We Want Your Opinions on San Diego’s Big Issues In the coming months, Probosky Research (one of California’s leading opinion research firms) will continue its partnership with SD METRO to survey San Diego residents about topics of interest to our readers. We’d like to throw open the door for suggestions for topics. What do you want to know? What do you think you know, but aren’t sure? What are you certain you know, but want to prove it beyond doubt? Ideally, we’d like to see questions that have to do with public policy.

Some areas may include Mayor Filner’s first 100 days job performance, should the city be responsible for economic growth and the creation of new jobs, how important are infrastructure improvements to our daily lives (streets and bridges, etc.), how important is water independence, how satisfied are residents with public transit or how do city residents value Balboa Park and other open spaces? Do you believe the City Council should revive the Plaza de Panama plan for Balboa Park?

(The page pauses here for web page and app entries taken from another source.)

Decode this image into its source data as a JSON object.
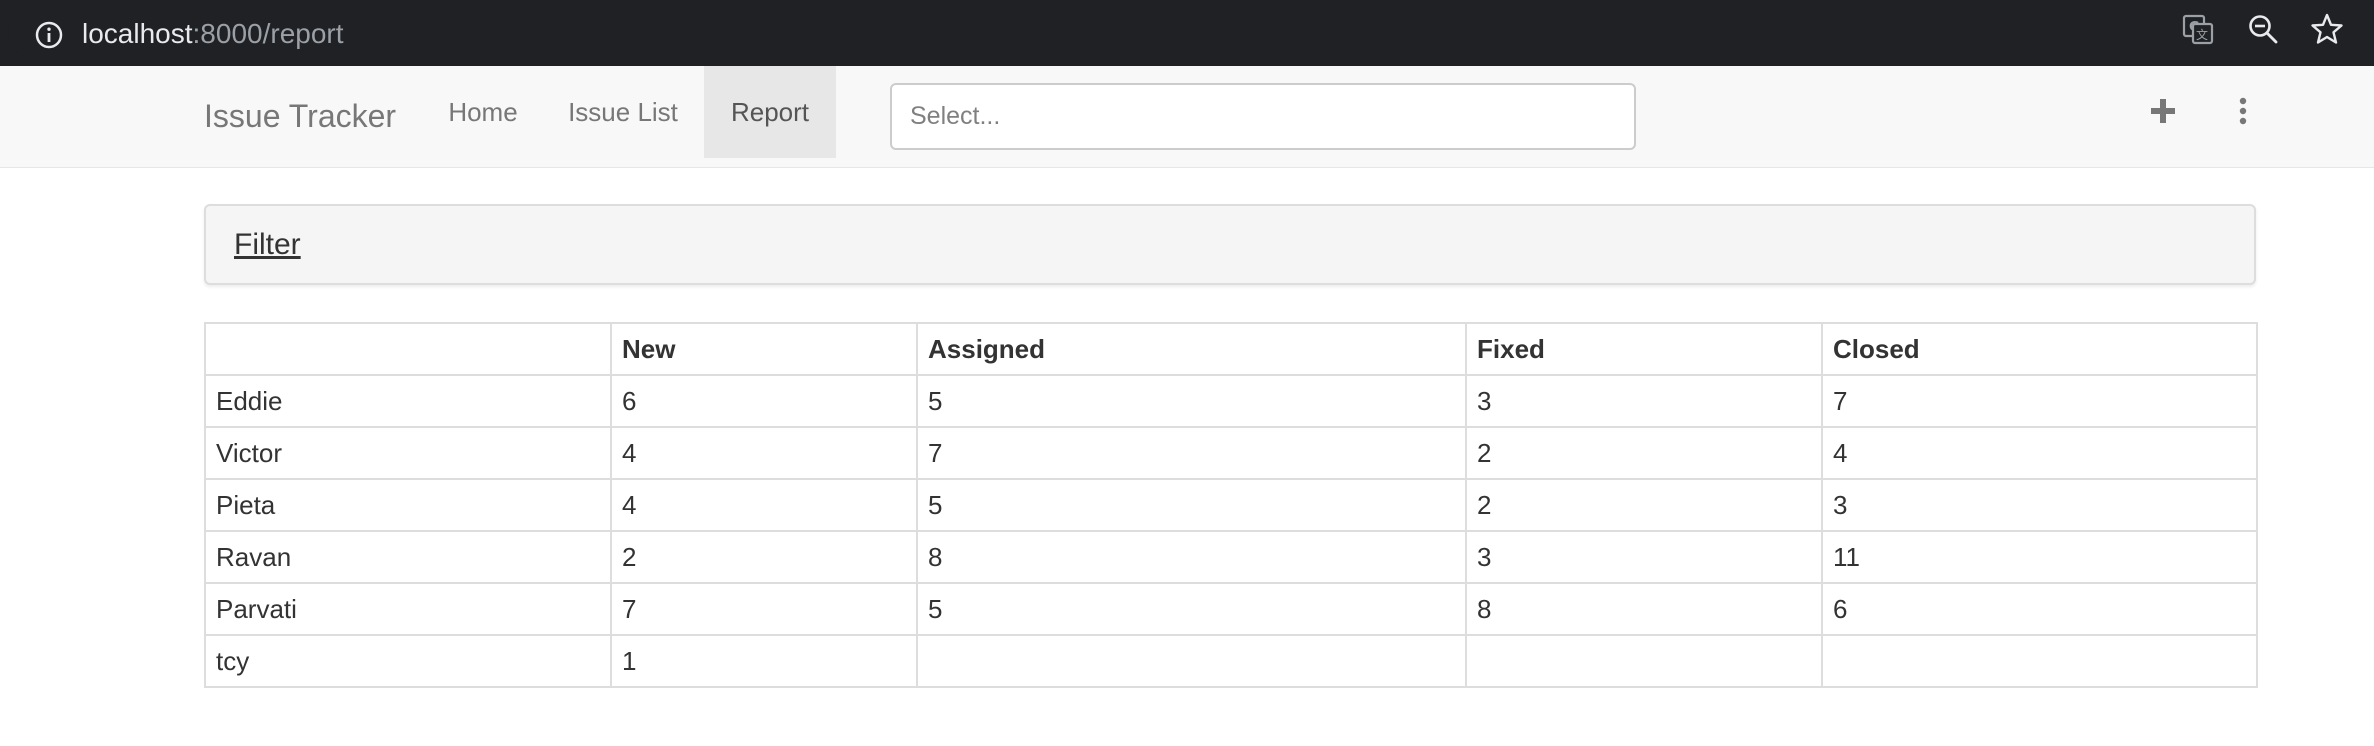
{
  "browser": {
    "url_host": "localhost",
    "url_rest": ":8000/report",
    "icons": [
      "info-icon",
      "translate-icon",
      "zoom-out-icon",
      "bookmark-star-icon"
    ]
  },
  "navbar": {
    "brand": "Issue Tracker",
    "links": [
      {
        "label": "Home",
        "active": false
      },
      {
        "label": "Issue List",
        "active": false
      },
      {
        "label": "Report",
        "active": true
      }
    ],
    "select_placeholder": "Select...",
    "icons": [
      "plus-icon",
      "more-vertical-icon"
    ]
  },
  "filter": {
    "label": "Filter"
  },
  "table": {
    "columns": [
      "",
      "New",
      "Assigned",
      "Fixed",
      "Closed"
    ],
    "rows": [
      [
        "Eddie",
        "6",
        "5",
        "3",
        "7"
      ],
      [
        "Victor",
        "4",
        "7",
        "2",
        "4"
      ],
      [
        "Pieta",
        "4",
        "5",
        "2",
        "3"
      ],
      [
        "Ravan",
        "2",
        "8",
        "3",
        "11"
      ],
      [
        "Parvati",
        "7",
        "5",
        "8",
        "6"
      ],
      [
        "tcy",
        "1",
        "",
        "",
        ""
      ]
    ]
  },
  "colors": {
    "browser_bar": "#202124",
    "navbar_bg": "#f8f8f8",
    "active_tab_bg": "#e7e7e7",
    "panel_bg": "#f5f5f5",
    "border": "#dddddd"
  }
}
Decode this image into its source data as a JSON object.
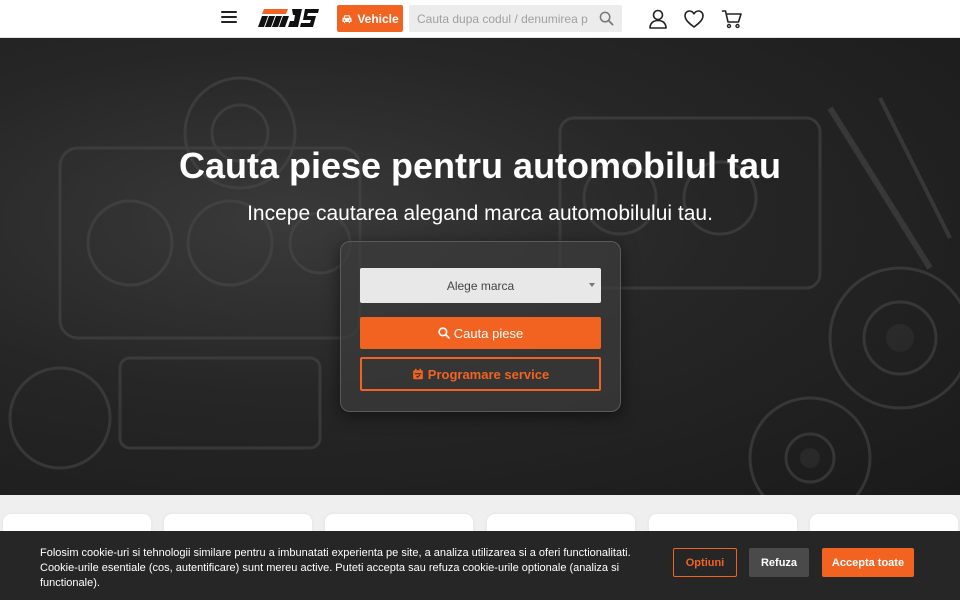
{
  "header": {
    "vehicle_label": "Vehicle",
    "search_placeholder": "Cauta dupa codul / denumirea p"
  },
  "hero": {
    "title": "Cauta piese pentru automobilul tau",
    "subtitle": "Incepe cautarea alegand marca automobilului tau.",
    "brand_select": "Alege marca",
    "search_button": "Cauta piese",
    "service_button": "Programare service"
  },
  "cookie": {
    "text": "Folosim cookie-uri si tehnologii similare pentru a imbunatati experienta pe site, a analiza utilizarea si a oferi functionalitati. Cookie-urile esentiale (cos, autentificare) sunt mereu active. Puteti accepta sau refuza cookie-urile optionale (analiza si functionale).",
    "options_label": "Optiuni",
    "refuse_label": "Refuza",
    "accept_label": "Accepta toate"
  },
  "colors": {
    "accent": "#f26322",
    "cookie_bg": "#262626",
    "header_bg": "#ffffff"
  },
  "icons": [
    "menu-icon",
    "logo",
    "car-icon",
    "search-icon",
    "user-icon",
    "heart-icon",
    "cart-icon",
    "calendar-icon"
  ]
}
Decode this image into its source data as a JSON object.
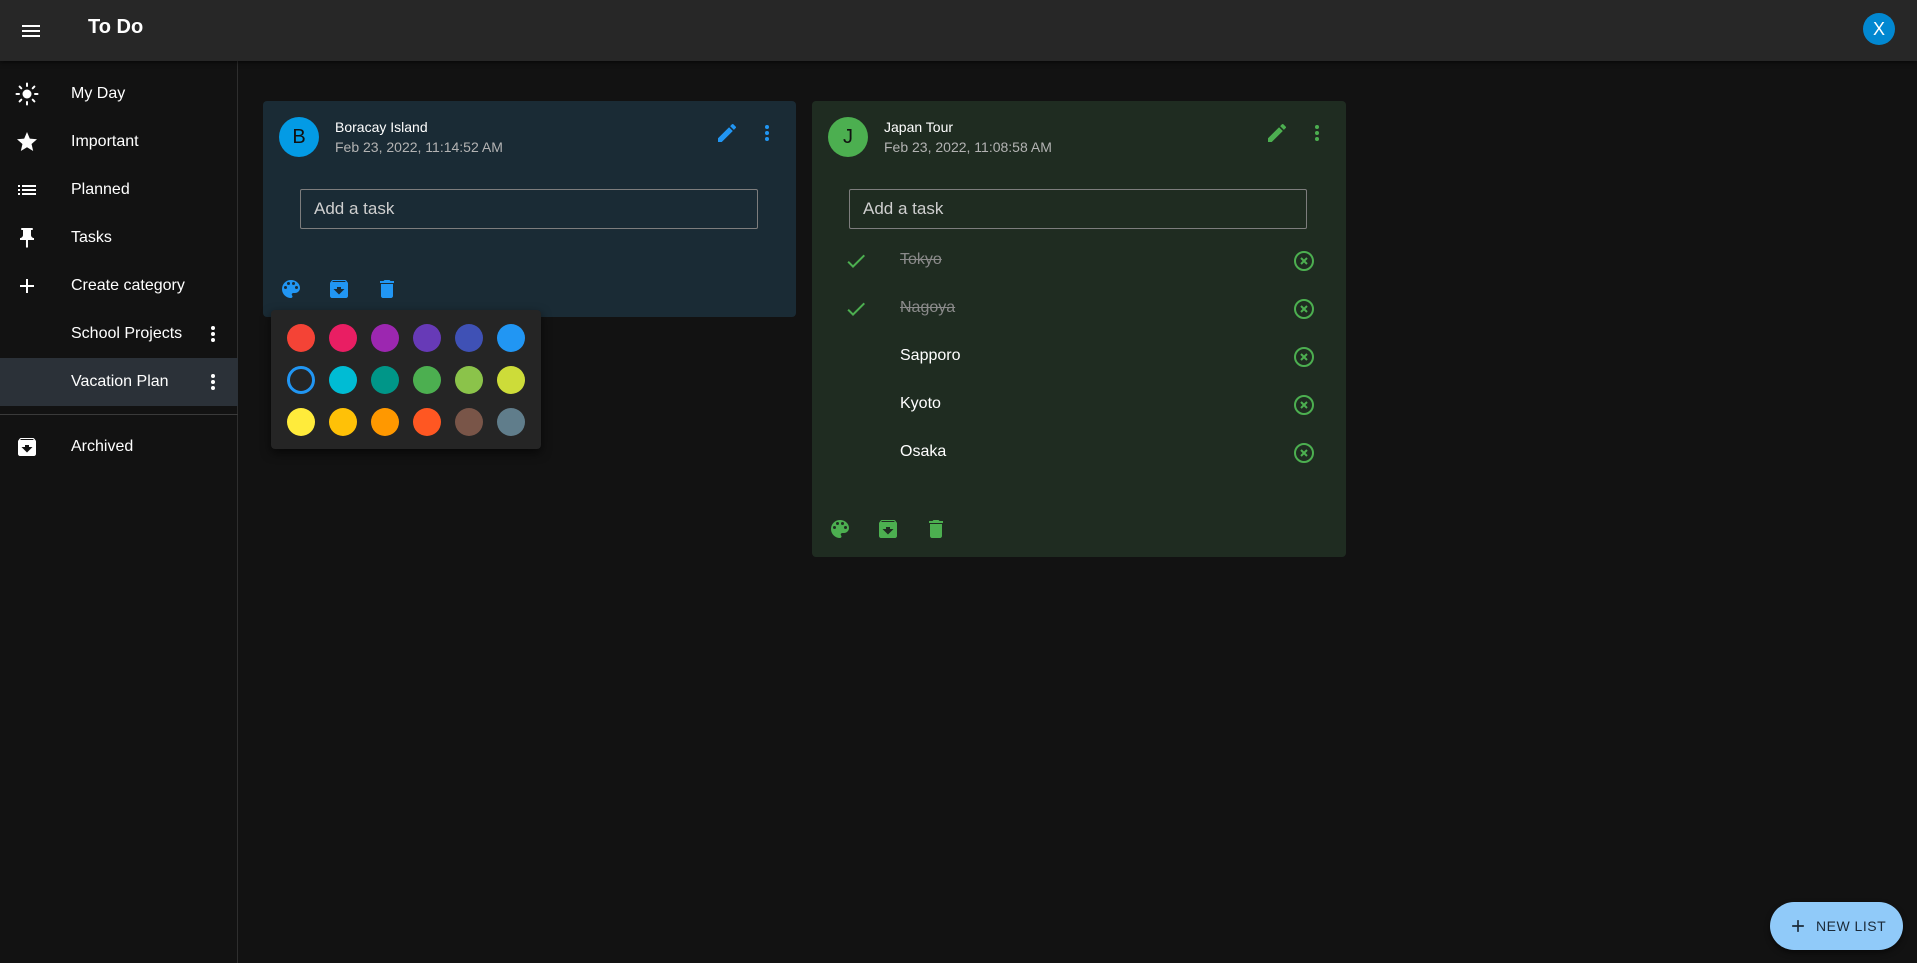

You can email Probolsky Research directly with your ideas: info@probolskyresearch.com